● **Work item**: The records sit below. Return every line in them that holds the word "query".
═════ Source material ═════
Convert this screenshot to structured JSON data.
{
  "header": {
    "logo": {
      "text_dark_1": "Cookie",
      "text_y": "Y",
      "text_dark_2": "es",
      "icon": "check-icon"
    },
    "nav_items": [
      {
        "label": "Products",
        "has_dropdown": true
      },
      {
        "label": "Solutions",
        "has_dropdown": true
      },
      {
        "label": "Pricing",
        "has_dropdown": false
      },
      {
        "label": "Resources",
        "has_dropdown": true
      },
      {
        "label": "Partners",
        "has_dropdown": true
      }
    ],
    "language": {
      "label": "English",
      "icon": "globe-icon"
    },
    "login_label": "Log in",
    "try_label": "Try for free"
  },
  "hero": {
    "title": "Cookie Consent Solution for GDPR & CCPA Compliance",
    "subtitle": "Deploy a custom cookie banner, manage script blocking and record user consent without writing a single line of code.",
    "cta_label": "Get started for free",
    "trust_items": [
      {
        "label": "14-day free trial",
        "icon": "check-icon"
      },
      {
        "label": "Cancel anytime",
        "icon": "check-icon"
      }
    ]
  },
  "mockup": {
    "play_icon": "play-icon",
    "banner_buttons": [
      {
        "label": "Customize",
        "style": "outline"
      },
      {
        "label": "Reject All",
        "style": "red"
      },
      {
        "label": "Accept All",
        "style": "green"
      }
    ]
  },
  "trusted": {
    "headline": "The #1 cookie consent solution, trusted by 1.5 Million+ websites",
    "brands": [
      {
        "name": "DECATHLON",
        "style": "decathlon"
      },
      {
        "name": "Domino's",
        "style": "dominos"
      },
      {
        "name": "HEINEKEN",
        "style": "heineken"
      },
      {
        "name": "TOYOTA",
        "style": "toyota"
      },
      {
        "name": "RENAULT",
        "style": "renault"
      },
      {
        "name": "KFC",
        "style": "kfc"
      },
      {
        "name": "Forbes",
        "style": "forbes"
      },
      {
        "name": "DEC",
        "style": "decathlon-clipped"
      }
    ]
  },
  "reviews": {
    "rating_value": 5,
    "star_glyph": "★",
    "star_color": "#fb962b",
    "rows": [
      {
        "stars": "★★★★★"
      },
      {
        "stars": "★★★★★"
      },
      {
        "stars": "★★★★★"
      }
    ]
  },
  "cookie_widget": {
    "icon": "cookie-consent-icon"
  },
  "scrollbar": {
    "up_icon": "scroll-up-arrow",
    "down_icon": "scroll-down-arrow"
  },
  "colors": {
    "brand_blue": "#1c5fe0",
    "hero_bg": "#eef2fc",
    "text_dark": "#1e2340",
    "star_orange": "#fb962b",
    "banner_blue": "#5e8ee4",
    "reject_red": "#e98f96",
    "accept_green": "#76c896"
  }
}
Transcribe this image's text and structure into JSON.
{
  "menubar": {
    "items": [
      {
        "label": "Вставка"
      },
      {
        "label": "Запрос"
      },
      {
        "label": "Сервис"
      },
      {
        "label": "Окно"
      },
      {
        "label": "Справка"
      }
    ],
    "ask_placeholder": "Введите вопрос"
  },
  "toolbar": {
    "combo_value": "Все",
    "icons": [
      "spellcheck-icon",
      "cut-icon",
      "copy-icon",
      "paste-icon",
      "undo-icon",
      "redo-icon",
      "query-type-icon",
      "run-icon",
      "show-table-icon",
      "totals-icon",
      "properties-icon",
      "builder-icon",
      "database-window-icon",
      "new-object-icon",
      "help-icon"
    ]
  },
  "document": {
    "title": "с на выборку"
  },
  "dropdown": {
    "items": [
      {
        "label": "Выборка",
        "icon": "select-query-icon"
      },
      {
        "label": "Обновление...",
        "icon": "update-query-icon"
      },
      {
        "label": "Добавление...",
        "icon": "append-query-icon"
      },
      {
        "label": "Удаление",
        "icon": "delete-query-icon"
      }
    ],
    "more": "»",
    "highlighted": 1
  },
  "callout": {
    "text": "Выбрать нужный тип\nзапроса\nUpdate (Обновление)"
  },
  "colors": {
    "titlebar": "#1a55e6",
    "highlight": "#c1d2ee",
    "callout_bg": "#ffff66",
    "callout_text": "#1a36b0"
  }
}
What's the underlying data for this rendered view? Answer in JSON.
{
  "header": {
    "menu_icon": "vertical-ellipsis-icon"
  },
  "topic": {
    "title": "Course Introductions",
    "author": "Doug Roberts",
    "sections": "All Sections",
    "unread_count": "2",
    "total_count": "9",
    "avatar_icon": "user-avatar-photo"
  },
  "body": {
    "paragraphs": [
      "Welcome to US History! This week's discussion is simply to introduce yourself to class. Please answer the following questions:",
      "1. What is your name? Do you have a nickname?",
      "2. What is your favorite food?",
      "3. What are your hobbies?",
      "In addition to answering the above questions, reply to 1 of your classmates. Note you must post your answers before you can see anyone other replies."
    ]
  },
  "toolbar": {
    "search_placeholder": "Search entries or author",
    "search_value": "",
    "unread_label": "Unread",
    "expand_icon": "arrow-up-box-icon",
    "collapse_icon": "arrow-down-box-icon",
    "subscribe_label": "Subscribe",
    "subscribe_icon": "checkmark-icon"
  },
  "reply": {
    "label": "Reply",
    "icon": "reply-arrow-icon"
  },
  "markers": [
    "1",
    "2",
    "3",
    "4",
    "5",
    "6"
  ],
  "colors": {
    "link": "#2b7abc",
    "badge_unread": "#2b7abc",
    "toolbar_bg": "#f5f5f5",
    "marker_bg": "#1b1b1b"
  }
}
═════
● **Answer for this exercise**:
      "query-type-icon",
        "icon": "select-query-icon"
        "icon": "update-query-icon"
        "icon": "append-query-icon"
        "icon": "delete-query-icon"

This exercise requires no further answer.